A property is probably the single largest purchase of their lives for most Singaporeans. Few would be able to afford buying one without taking on a mortgage loan; and these loans often stretch across the entirety of our income earning years.

Most Singaporeans use their CPF-OA (Ordinary Account), initially purposed for Retirement to pay for their property. Some go the extent to purchase multiple properties, drawing down on the CPF-OA resources further.

It would be somewhat of a perfect storm if one were made unemployed nearing Retirement, untenanted properties with outstanding mortgage loans and a depleted CPF-OA account. 

It would be prudent to look at creating sufficient buffer for emergencies and plan for scenarios stated above, at the same time working towards resolving mortgage loans in a reasonable time. 

In my next article, I will be sharing how we can Maximize Government Schemes Available to You.

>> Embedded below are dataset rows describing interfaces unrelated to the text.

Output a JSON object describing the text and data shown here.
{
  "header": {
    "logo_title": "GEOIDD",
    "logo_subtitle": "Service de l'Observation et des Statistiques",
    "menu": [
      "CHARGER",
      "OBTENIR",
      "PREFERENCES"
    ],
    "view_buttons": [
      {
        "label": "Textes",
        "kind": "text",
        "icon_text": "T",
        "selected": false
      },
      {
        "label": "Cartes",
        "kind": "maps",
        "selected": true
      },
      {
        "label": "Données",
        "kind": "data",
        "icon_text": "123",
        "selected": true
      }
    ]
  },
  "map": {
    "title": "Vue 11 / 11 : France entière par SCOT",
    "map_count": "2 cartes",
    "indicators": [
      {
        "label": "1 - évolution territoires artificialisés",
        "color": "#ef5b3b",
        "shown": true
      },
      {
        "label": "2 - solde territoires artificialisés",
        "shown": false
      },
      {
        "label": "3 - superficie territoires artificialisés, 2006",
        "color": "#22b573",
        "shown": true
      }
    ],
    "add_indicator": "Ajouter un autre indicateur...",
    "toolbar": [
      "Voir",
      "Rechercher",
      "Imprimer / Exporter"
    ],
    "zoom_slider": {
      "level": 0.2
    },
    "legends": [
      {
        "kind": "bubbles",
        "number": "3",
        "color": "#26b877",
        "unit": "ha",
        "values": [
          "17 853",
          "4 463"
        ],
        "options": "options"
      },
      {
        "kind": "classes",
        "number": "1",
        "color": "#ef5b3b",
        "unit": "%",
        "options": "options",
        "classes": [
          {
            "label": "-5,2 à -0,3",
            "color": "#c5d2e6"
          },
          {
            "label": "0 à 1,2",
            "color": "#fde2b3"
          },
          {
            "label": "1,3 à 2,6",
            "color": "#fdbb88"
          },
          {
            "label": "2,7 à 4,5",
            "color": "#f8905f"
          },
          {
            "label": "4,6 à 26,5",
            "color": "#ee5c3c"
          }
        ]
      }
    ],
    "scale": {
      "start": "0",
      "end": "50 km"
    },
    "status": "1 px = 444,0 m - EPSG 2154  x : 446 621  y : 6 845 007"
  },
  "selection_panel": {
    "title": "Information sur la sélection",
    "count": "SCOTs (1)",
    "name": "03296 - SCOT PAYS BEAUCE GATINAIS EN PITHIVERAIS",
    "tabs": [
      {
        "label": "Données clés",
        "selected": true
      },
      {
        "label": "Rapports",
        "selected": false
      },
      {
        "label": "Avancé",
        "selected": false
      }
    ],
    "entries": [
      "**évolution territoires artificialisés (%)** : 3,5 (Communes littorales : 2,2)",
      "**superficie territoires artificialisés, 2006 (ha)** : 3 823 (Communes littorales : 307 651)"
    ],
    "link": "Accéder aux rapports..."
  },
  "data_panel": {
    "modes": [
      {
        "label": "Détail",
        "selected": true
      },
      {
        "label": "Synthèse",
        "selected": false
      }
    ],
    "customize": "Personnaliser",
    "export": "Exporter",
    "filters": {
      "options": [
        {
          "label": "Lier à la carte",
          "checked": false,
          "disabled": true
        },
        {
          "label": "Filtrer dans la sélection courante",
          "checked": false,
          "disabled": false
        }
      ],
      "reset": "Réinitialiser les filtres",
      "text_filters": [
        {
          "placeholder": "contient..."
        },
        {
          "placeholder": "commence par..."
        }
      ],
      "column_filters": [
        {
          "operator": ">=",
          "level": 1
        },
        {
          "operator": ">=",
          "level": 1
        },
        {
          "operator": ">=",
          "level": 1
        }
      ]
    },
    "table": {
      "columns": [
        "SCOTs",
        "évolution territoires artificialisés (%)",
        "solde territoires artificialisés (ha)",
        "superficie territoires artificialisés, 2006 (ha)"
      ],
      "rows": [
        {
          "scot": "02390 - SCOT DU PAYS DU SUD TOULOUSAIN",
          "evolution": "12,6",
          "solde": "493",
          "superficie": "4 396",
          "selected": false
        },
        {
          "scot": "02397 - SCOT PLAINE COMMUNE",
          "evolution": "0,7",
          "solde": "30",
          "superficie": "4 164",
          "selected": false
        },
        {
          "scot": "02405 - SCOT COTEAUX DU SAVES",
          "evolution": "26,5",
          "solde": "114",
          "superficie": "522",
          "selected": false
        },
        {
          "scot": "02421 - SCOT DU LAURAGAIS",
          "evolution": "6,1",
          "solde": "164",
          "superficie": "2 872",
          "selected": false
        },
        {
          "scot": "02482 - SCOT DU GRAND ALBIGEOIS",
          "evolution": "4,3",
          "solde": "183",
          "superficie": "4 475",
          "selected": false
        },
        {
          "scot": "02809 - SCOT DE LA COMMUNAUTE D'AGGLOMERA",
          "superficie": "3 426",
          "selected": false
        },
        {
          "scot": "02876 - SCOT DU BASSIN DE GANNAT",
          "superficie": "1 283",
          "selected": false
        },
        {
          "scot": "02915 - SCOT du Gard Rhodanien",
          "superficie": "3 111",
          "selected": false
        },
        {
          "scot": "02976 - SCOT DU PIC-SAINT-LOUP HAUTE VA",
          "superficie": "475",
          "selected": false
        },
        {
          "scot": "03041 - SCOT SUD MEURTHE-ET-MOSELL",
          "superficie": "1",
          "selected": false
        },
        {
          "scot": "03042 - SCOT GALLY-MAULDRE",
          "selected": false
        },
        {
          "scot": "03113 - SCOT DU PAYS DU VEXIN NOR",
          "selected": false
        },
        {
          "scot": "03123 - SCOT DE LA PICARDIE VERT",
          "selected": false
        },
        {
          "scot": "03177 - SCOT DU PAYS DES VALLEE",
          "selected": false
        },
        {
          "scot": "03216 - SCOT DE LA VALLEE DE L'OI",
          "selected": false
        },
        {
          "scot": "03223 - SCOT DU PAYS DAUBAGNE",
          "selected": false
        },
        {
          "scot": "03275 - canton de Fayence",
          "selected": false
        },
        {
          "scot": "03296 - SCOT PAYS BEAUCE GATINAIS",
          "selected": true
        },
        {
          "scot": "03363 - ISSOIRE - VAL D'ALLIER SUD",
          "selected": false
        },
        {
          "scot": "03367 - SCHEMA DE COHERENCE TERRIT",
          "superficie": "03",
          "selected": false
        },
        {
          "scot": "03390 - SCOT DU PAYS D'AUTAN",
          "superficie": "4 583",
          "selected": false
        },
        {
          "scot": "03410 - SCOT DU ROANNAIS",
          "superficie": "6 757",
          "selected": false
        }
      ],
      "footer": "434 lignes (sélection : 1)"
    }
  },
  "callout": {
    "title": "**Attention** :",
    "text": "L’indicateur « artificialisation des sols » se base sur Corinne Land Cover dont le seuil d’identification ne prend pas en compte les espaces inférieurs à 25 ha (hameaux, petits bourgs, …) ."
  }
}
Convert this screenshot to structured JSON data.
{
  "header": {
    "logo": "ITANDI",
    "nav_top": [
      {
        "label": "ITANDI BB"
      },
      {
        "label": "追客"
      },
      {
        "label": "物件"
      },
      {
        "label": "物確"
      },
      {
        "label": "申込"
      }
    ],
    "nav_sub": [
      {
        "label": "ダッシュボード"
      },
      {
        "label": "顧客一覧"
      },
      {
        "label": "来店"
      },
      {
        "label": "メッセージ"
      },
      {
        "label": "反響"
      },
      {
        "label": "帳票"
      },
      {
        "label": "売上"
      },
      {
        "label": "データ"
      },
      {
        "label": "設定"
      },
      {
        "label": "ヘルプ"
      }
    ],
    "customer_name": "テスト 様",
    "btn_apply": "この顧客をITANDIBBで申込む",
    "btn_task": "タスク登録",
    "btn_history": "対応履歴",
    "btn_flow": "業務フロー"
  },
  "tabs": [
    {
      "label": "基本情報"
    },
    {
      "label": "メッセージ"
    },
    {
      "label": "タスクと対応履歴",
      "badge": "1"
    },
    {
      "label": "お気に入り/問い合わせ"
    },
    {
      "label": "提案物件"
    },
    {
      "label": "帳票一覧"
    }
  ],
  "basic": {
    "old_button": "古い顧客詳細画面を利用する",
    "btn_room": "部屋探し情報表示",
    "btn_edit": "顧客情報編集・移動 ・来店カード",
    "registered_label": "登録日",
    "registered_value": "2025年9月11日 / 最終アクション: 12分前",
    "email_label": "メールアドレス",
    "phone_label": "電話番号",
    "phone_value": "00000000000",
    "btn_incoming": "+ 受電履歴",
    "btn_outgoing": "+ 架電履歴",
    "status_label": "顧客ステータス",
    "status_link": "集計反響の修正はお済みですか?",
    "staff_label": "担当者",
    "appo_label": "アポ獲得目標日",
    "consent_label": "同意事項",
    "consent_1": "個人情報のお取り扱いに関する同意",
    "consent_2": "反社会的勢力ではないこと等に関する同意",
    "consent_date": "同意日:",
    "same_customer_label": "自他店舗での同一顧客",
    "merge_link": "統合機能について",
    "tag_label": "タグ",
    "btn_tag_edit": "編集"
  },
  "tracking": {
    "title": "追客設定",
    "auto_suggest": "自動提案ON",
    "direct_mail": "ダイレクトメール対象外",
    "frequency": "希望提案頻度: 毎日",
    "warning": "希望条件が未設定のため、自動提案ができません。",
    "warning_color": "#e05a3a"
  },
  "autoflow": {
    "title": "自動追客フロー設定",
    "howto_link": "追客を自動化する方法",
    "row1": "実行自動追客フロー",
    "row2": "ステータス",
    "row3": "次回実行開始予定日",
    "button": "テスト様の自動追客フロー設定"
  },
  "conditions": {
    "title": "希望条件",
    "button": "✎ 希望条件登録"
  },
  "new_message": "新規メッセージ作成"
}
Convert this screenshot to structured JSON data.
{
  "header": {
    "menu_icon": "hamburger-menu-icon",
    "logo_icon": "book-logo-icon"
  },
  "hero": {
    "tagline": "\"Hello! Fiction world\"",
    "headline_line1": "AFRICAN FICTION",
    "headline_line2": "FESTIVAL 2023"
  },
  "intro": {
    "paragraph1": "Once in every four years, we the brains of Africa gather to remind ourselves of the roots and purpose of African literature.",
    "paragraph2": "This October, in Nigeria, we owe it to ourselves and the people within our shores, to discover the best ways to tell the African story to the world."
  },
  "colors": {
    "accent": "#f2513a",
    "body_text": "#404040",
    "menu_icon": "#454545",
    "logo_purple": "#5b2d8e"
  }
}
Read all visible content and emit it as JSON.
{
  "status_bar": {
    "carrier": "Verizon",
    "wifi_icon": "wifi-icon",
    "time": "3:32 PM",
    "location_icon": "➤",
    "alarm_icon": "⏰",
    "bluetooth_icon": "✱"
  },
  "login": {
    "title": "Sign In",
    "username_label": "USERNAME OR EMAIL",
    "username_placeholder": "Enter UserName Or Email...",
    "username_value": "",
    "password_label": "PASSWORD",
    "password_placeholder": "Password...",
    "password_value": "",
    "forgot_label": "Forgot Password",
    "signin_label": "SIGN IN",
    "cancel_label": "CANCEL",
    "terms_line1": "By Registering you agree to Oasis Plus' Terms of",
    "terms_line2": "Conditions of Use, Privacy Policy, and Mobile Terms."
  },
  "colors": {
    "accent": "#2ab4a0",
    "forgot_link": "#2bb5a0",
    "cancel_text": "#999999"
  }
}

Get in touch with me for a complimentary 1-1 consultation to help you plan to meet your financial needs at all stages in your life. Schedule your appointment now via Whatsapp at

 DISCLAIMER: The views expressed here are solely those of the author in his private capacity and not necessarily to the author’s employer, organization, committee or other group or individual.


Leave a Reply

About Me

Hi, my name is
Joshua Hoong
I’m a Chartered Financial Consultant (ChFC) at ACTS Advisory Group, IPP Financial Advisers specialising in comprehensive Retirement Planning, as well as a Million Dollar Round Table (MDRT) member.

Recent Posts


Select a Child Category

Follow Us